Perth-based Brazilian singer Juliana Areias ends 2019 on a high note, with an open air free concert at The Fremantle Arts Center – Sunday Music on 29 December after being the finalist of Western Australian World Award Best World Music Act 2019 and her debut album ‘Bossa Nova Baby’ had charted at #70 on the US Jazz Top 100, following her win of ‘Best Brazilian Music Album’ at the US Focus Brazil Awards earlier this year.

Bossa Nova Baby’ was recorded and produced in Perth with the support of the Western Australian Department of Culture and the Arts, and features some of Australia’s finest musicians, including seven-string guitarist Doug De Vries, bassist, arranger and producer Pete Jeavons, many jazz lecturers from WAAPA, and the late pianist and Perth jazz scene luminary Graham Wood.

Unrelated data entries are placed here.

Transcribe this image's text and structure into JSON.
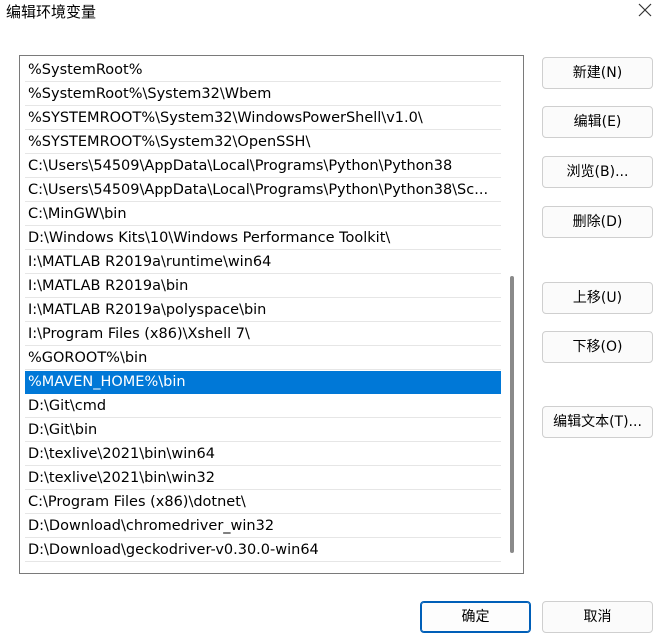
{
  "window": {
    "title": "编辑环境变量"
  },
  "path_list": {
    "items": [
      "%SystemRoot%",
      "%SystemRoot%\\System32\\Wbem",
      "%SYSTEMROOT%\\System32\\WindowsPowerShell\\v1.0\\",
      "%SYSTEMROOT%\\System32\\OpenSSH\\",
      "C:\\Users\\54509\\AppData\\Local\\Programs\\Python\\Python38",
      "C:\\Users\\54509\\AppData\\Local\\Programs\\Python\\Python38\\Sc...",
      "C:\\MinGW\\bin",
      "D:\\Windows Kits\\10\\Windows Performance Toolkit\\",
      "I:\\MATLAB R2019a\\runtime\\win64",
      "I:\\MATLAB R2019a\\bin",
      "I:\\MATLAB R2019a\\polyspace\\bin",
      "I:\\Program Files (x86)\\Xshell 7\\",
      "%GOROOT%\\bin",
      "%MAVEN_HOME%\\bin",
      "D:\\Git\\cmd",
      "D:\\Git\\bin",
      "D:\\texlive\\2021\\bin\\win64",
      "D:\\texlive\\2021\\bin\\win32",
      "C:\\Program Files (x86)\\dotnet\\",
      "D:\\Download\\chromedriver_win32",
      "D:\\Download\\geckodriver-v0.30.0-win64"
    ],
    "selected_index": 13
  },
  "buttons": {
    "new": "新建(N)",
    "edit": "编辑(E)",
    "browse": "浏览(B)...",
    "delete": "删除(D)",
    "move_up": "上移(U)",
    "move_down": "下移(O)",
    "edit_text": "编辑文本(T)...",
    "ok": "确定",
    "cancel": "取消"
  },
  "colors": {
    "selection": "#0078d7",
    "primary_border": "#005fb8"
  }
}
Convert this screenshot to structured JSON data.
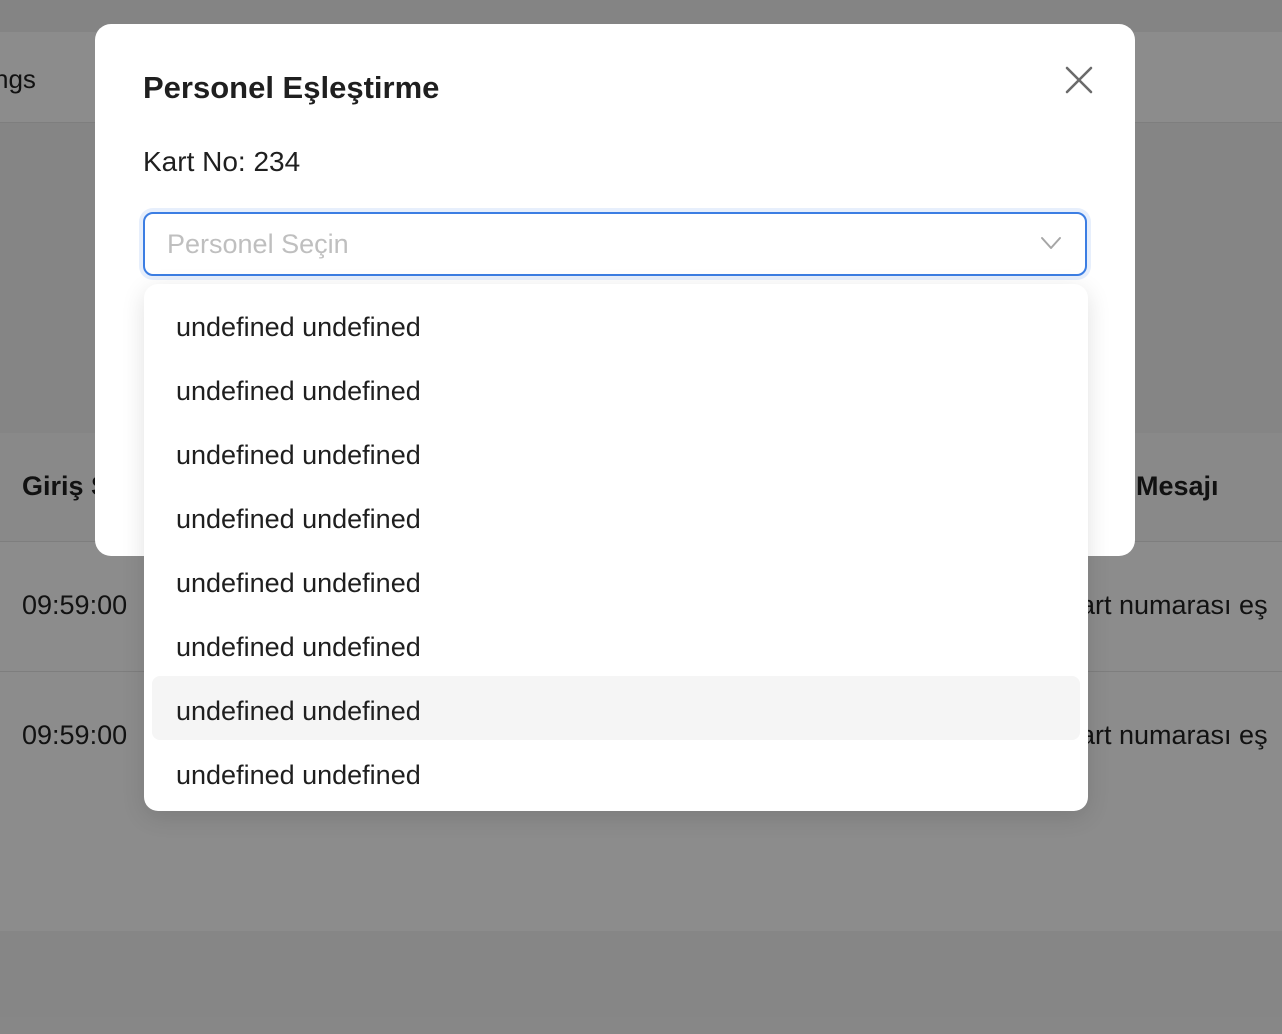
{
  "background": {
    "header_fragment": "ngs",
    "table": {
      "headers": [
        "Giriş S",
        "Mesajı"
      ],
      "rows": [
        {
          "time": "09:59:00",
          "message": "art numarası eş"
        },
        {
          "time": "09:59:00",
          "message": "art numarası eş"
        }
      ]
    }
  },
  "modal": {
    "title": "Personel Eşleştirme",
    "close_icon": "close-icon",
    "kart_label": "Kart No: 234",
    "select": {
      "placeholder": "Personel Seçin",
      "icon": "chevron-down-icon"
    },
    "options": [
      {
        "label": "undefined undefined"
      },
      {
        "label": "undefined undefined"
      },
      {
        "label": "undefined undefined"
      },
      {
        "label": "undefined undefined"
      },
      {
        "label": "undefined undefined"
      },
      {
        "label": "undefined undefined"
      },
      {
        "label": "undefined undefined",
        "highlighted": true
      },
      {
        "label": "undefined undefined"
      }
    ]
  },
  "colors": {
    "accent": "#3c7ee3",
    "overlay": "rgba(0,0,0,0.45)",
    "option_hover": "#f5f5f5"
  }
}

At the Fremantle Arts Centre she will present her original songs from her award-winning album as well as exclusive and exuberant arrangements of bossa, samba, forro, maracatu, Canaval Samba-Reggae classics – showing the full spectrum of Brazilian Music with its multiple colours, vibrant rhythms and magical fusions. Always surrounded by fabulous musicians, her show at the Fremantle Arts Centre will featured the grooviest cats is town: saxophonist Paul Millard ( leader of Straight Ahead Big Band); WAAPA guitarist Joshua de Silva, born in Sri Lanka, Cuban bassist Arvis Mena (leader of The Cuba Son band), drummer Bronton Ainsworth (menber of Beleza Samba School / Adam Hall’s Band) and Brazilian percussionists Rafael Medeiros de Souza and Lee Coumbe (Mestre Ourico from Capoeira Cordao de Ouro Perth).

Originally from São Paulo, Juliana has lived in Perth since 2007. Growing up in Brazil, Juliana was personally introduced to the Bossa Nova founders by legendary Brazilian Music historian and journalist Ruy Castro, and it was he who nicknamed her ‘Bossa Nova Baby’, which she would go on to use as her album title.

No stranger to international acclaim, Juliana Areias has performed around the world at iconic venues, jazz clubs and festivals such as the Sydney Opera House, Ronnie Scott’s Jazz Club in London, the Green Room in New York, the Fukiagi Hall in Japan, the Auckland Festival in New Zealand and the Beco des Garrafas in Rio de Janeiro, but she still calls Perth home.

Before she goes touring the globe again, you can catch her at the Fremantle Arts Centre – Sunday Music on December 29. She confesses – “It has been a long time dream to perform at the Fremantle Arts Centre Sunday Music Series, one of my favourite places in WA! I am looking forward to taking the audience in a magic journey to the sounds of the country of Bossa Nova, Samba and Carnaval – and at the same time celebrating life and the the joy of producing the amazing music fusion we create here in Western Australia!”

Sunday Music is FAC’s free weekly live music program. Enjoy the best local and touring bands every weekend in the beautiful setting of FAC’s Front Garden. Bring a rug and picnic to this family friendly event, or enjoy wood fired pizzas and drinks from our bar. Some chairs provided. Event Link: https://www.fac.org.au/whats-on/post/sunday-music-juliana-areias/